The conflict over the town, Azaz, has shuttered a Turkish border crossing long used to supply the rebel movement and heightened tensions between rebels who seek the ouster of President Bashar al-Assad and extremists who want to erase Syria's borders and found a transnational Islamic state.
The Qaeda group, the Islamic State in Iraq and Syria, known as ISIS, routed local rebels to take control of Azaz two weeks ago and has since set up checkpoints around the town and taken over the bases of other rebel groups.
Rebels who oppose the ISIS jihadists have collected their forces at the Bab al-Salameh border crossing a few miles away and are preparing to protect it should the jihadists advance.
Turkey has kept the crossing closed since Sept. 19 because of security concerns, a Turkish Foreign Ministry official said.
Seeking to end the crisis, a group of six powerful rebel brigades released a statement late Wednesday calling for an immediate cease-fire.
In a jab at the strict ideology of the ISIS jihadists, the statement told them not "to shed the blood of Muslims and be hasty in calling them heretics and apostates." It also called on both sides to submit themselves to the Sharia Commission, a rebel-run court in the northern city of Aleppo, within 48 hours to resolve the problem.
It was unclear if the ISIS fighters would heed the call.
The rise of ISIS in rebel-held areas in northern and eastern Syria has posed a problem for the broader rebel movement.
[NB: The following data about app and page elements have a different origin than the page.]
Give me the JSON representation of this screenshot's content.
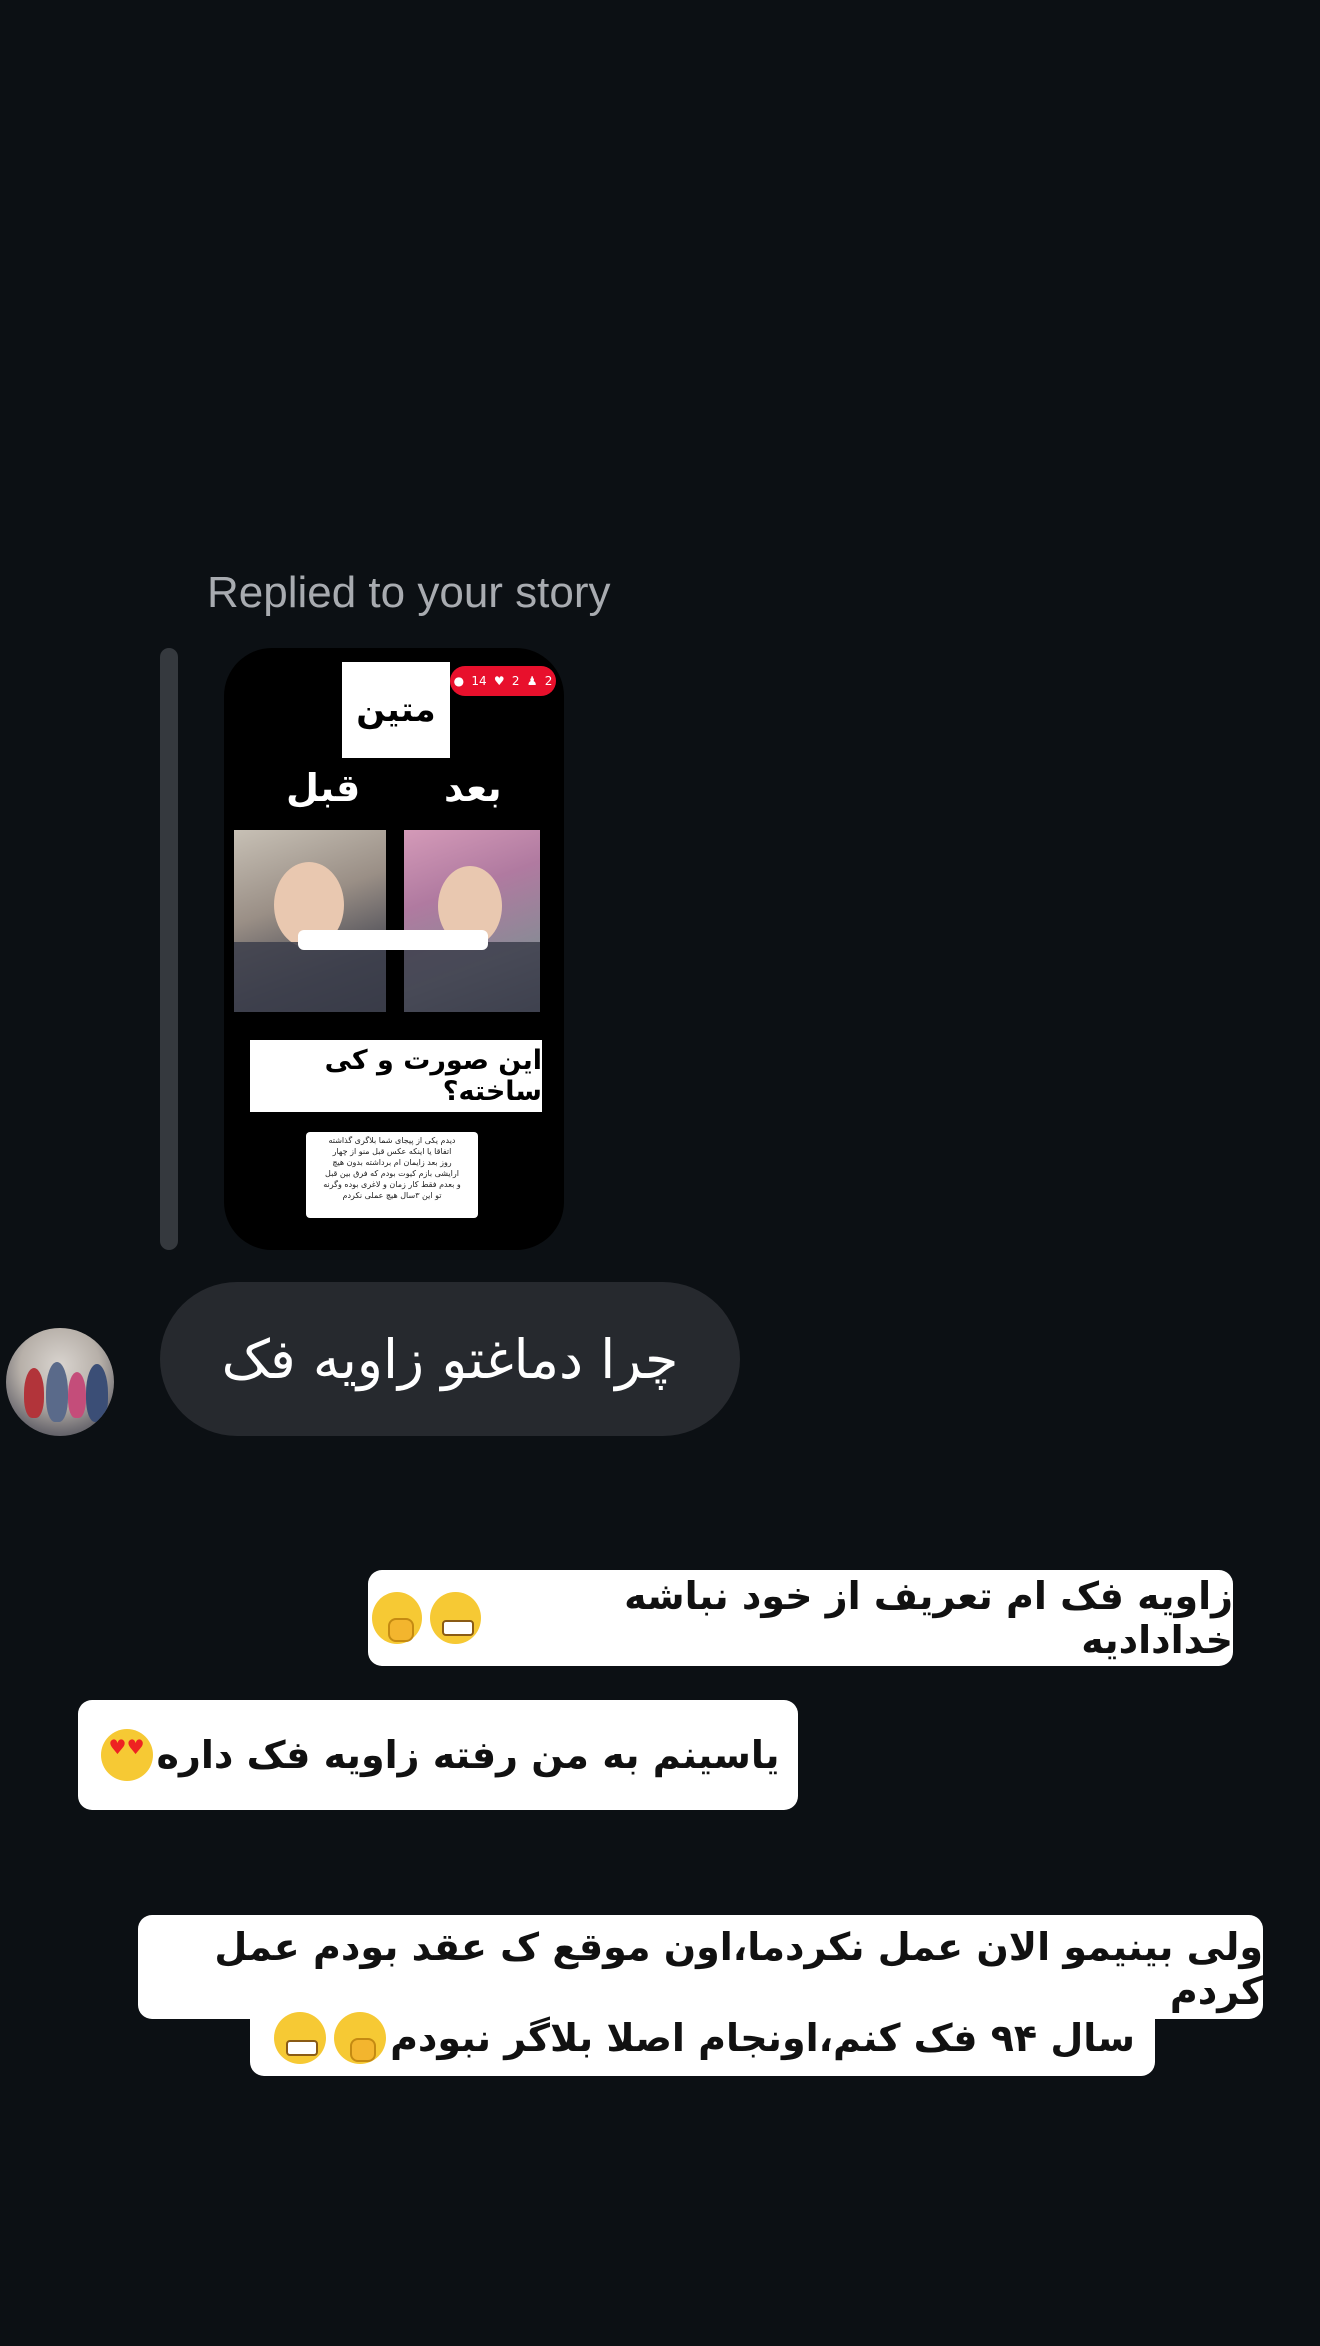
{
  "reply_header": {
    "label": "Replied to your story"
  },
  "story_preview": {
    "name": "متین",
    "after_label": "بعد",
    "before_label": "قبل",
    "stats": {
      "comments": "14",
      "likes": "2",
      "followers": "2"
    },
    "question": "این صورت و کی ساخته؟",
    "note_lines": [
      "دیدم یکی از پیجای شما بلاگری گذاشته",
      "اتفاقا یا اینکه عکس قبل منو از چهار",
      "روز بعد زایمان ام برداشته بدون هیچ",
      "ارایشی بازم کیوت بودم که فرق بین قبل",
      "و بعدم فقط کار زمان و لاغری بوده وگرنه",
      "تو این ۳سال هیچ عملی نکردم"
    ]
  },
  "received_message": {
    "text": "چرا دماغتو زاویه فک"
  },
  "sent_messages": [
    {
      "text": "زاویه فک ام تعریف از خود نباشه خدادادیه",
      "emojis": [
        "grimace-icon",
        "shushing-face-icon"
      ]
    },
    {
      "text": "یاسینم به من رفته زاویه فک داره",
      "emojis": [
        "heart-eyes-icon"
      ]
    },
    {
      "line1": "ولی بینیمو الان عمل نکردما،اون موقع ک عقد بودم عمل کردم",
      "line2": "سال ۹۴ فک کنم،اونجام اصلا بلاگر نبودم",
      "emojis": [
        "shushing-face-icon",
        "grimace-icon"
      ]
    }
  ],
  "colors": {
    "background": "#0c1014",
    "received_bubble": "#26292e",
    "stats_badge": "#e8102c"
  }
}
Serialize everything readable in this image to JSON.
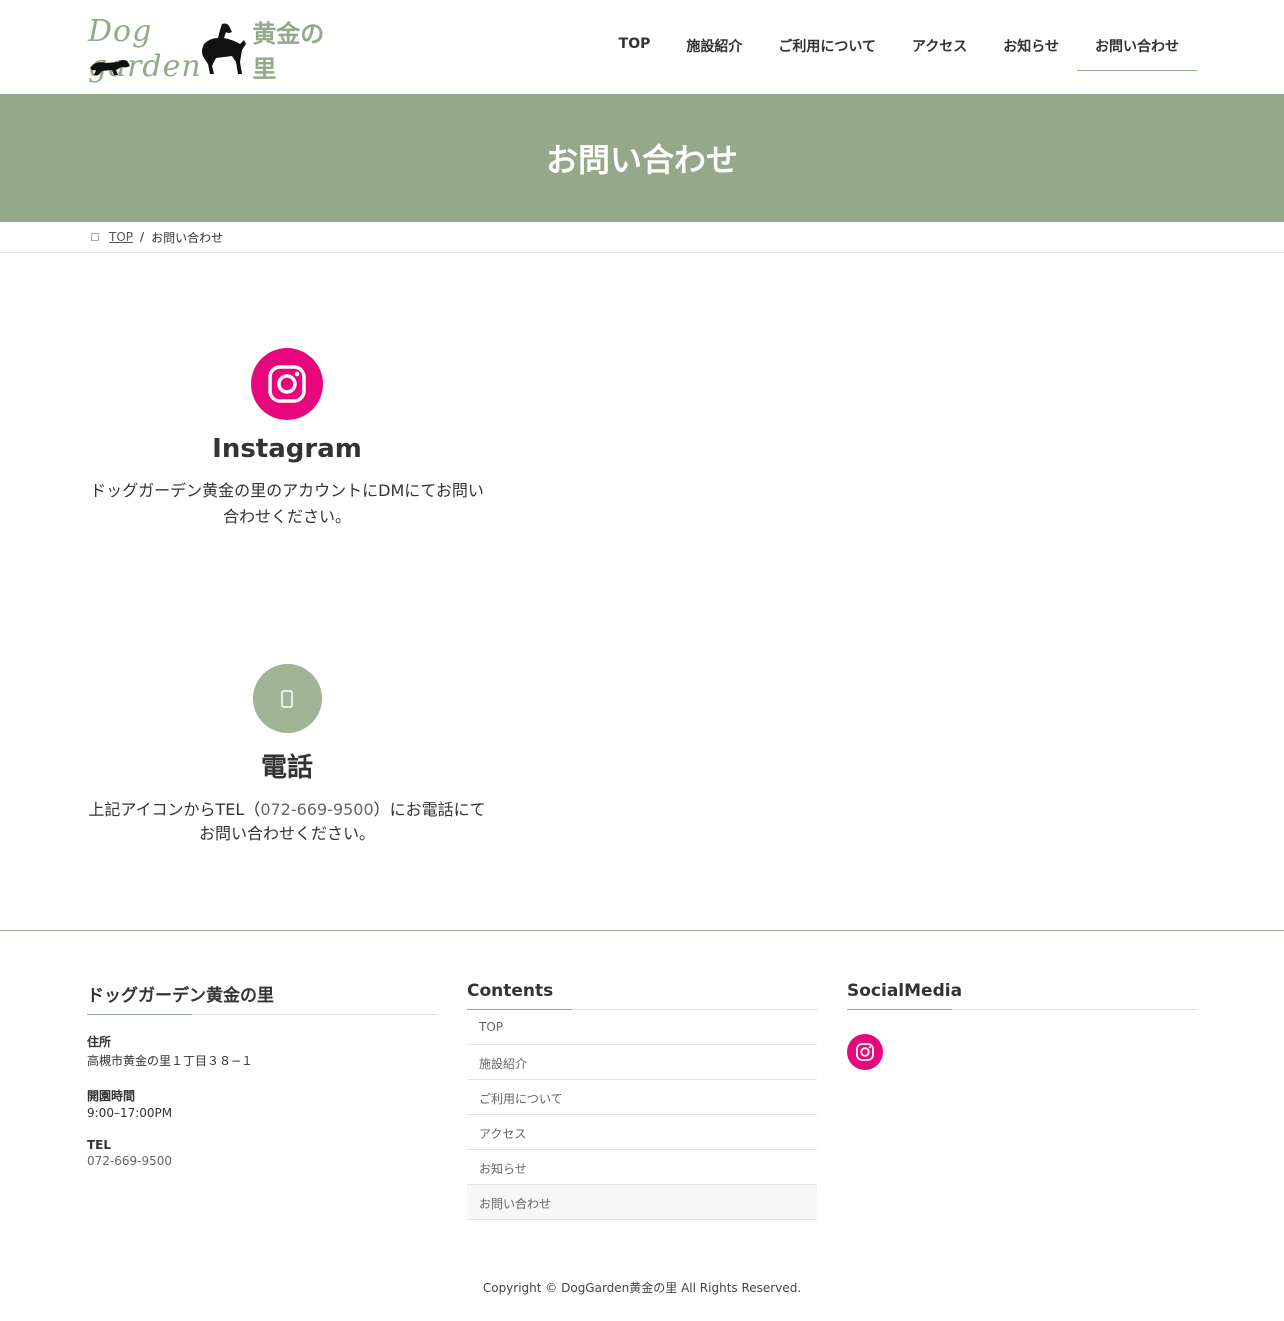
{
  "header": {
    "logo_script": "Dog garden",
    "logo_jp": "黄金の里",
    "nav": [
      "TOP",
      "施設紹介",
      "ご利用について",
      "アクセス",
      "お知らせ",
      "お問い合わせ"
    ]
  },
  "hero": {
    "title": "お問い合わせ"
  },
  "breadcrumb": {
    "home": "TOP",
    "separator": "/",
    "current": "お問い合わせ"
  },
  "contacts": {
    "instagram": {
      "icon": "instagram-icon",
      "title": "Instagram",
      "text": "ドッグガーデン黄金の里のアカウントにDMにてお問い合わせください。"
    },
    "phone": {
      "icon": "phone-icon",
      "title": "電話",
      "text_before": "上記アイコンからTEL（",
      "tel": "072-669-9500",
      "text_after": "）にお電話にてお問い合わせください。"
    }
  },
  "footer": {
    "info_title": "ドッグガーデン黄金の里",
    "address_label": "住所",
    "address": "高槻市黄金の里１丁目３８−１",
    "hours_label": "開園時間",
    "hours": "9:00–17:00PM",
    "tel_label": "TEL",
    "tel": "072-669-9500",
    "contents_title": "Contents",
    "contents": [
      "TOP",
      "施設紹介",
      "ご利用について",
      "アクセス",
      "お知らせ",
      "お問い合わせ"
    ],
    "social_title": "SocialMedia",
    "copyright": "Copyright © DogGarden黄金の里 All Rights Reserved."
  },
  "colors": {
    "accent": "#95a889",
    "instagram": "#e8067c",
    "text": "#333333"
  }
}
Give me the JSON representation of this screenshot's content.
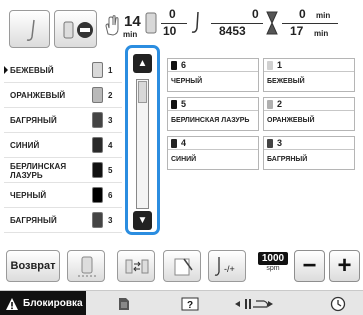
{
  "top": {
    "stitch_icon": "needle-stitch-icon",
    "mode_icon": "embroidery-mode-icon",
    "hand_icon": "hand-icon",
    "time_value": "14",
    "time_unit": "min",
    "thread_current": "0",
    "thread_total": "10",
    "stitch_current": "0",
    "stitch_total": "8453",
    "remaining_time": "0",
    "total_time": "17",
    "remaining_unit": "min",
    "total_unit": "min"
  },
  "color_list": [
    {
      "name": "БЕЖЕВЫЙ",
      "num": "1",
      "color": "#d9d9d9",
      "selected": true
    },
    {
      "name": "ОРАНЖЕВЫЙ",
      "num": "2",
      "color": "#b9b9b9"
    },
    {
      "name": "БАГРЯНЫЙ",
      "num": "3",
      "color": "#444444"
    },
    {
      "name": "СИНИЙ",
      "num": "4",
      "color": "#2a2a2a"
    },
    {
      "name": "БЕРЛИНСКАЯ ЛАЗУРЬ",
      "num": "5",
      "color": "#111111"
    },
    {
      "name": "ЧЕРНЫЙ",
      "num": "6",
      "color": "#000000"
    },
    {
      "name": "БАГРЯНЫЙ",
      "num": "3",
      "color": "#444444"
    }
  ],
  "grid": [
    {
      "num": "6",
      "name": "ЧЕРНЫЙ",
      "color": "#111111"
    },
    {
      "num": "1",
      "name": "БЕЖЕВЫЙ",
      "color": "#d0d0d0"
    },
    {
      "num": "5",
      "name": "БЕРЛИНСКАЯ ЛАЗУРЬ",
      "color": "#111111"
    },
    {
      "num": "2",
      "name": "ОРАНЖЕВЫЙ",
      "color": "#b0b0b0"
    },
    {
      "num": "4",
      "name": "СИНИЙ",
      "color": "#222222"
    },
    {
      "num": "3",
      "name": "БАГРЯНЫЙ",
      "color": "#444444"
    }
  ],
  "toolbar": {
    "back_label": "Возврат",
    "speed_value": "1000",
    "speed_unit": "spm",
    "minus_label": "−",
    "plus_label": "+"
  },
  "status": {
    "lock_label": "Блокировка"
  },
  "colors": {
    "accent": "#2b8de0"
  }
}
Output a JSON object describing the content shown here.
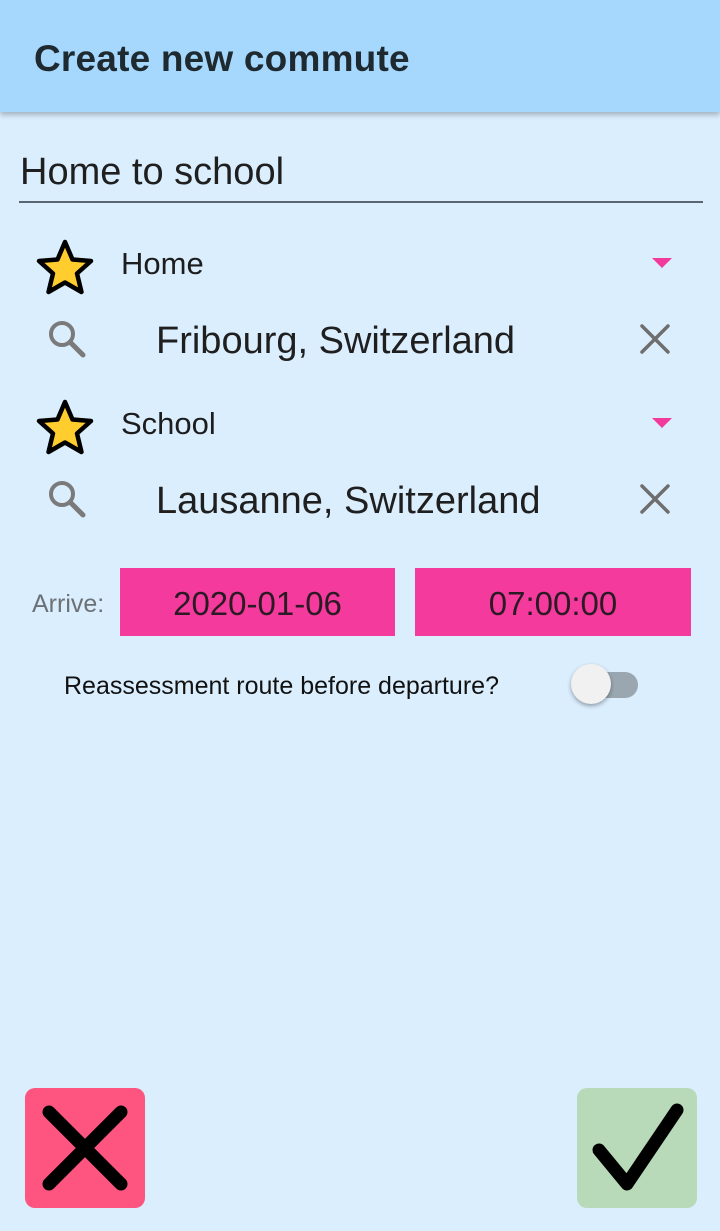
{
  "header": {
    "title": "Create new commute"
  },
  "commute": {
    "name": "Home to school"
  },
  "origin": {
    "label": "Home",
    "location": "Fribourg, Switzerland",
    "icon": "star-icon"
  },
  "destination": {
    "label": "School",
    "location": "Lausanne, Switzerland",
    "icon": "star-icon"
  },
  "arrive": {
    "label": "Arrive:",
    "date": "2020-01-06",
    "time": "07:00:00"
  },
  "reassess": {
    "label": "Reassessment route before departure?",
    "enabled": false
  },
  "actions": {
    "cancel_icon": "close-icon",
    "confirm_icon": "check-icon"
  },
  "colors": {
    "appbar": "#a6d8fe",
    "background": "#dbeefe",
    "accent": "#f43a9c",
    "cancel": "#fe5480",
    "confirm": "#b8dab8",
    "star": "#ffcd2d"
  }
}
While many insurgents are deeply Islamist themselves, their focus remains on toppling Mr. Assad, and they accuse ISIS of prioritizing its own jihadist agenda over the fight against the president. But the rebels hesitate to confront ISIS, saying their resources are already stretched by fighting the government.
ISIS seized Azaz from the local rebel group known as the Northern Storm that led the fight last year to oust government forces from the town.
A Northern Storm commander reached by telephone said that since taking over the town, ISIS has attacked his group's bases in nearby villages and that his fighters were shooting back with heavy machine guns meant to down airplanes.
"This is all we can do until we find a way to end this," said the commander, who goes by the name Abu Yamen.
This week, a Qaeda spokesman accused the Northern Storm of attacking first and said the rebel group had struck a deal with Senator John McCain during his brief visit to Syria earlier this year to fight against ISIS "and hit the mujahedeen."
Karam Shoumali and Sebnem Arsu contributed reporting from Istanbul.
This article originally appeared in The New York Times.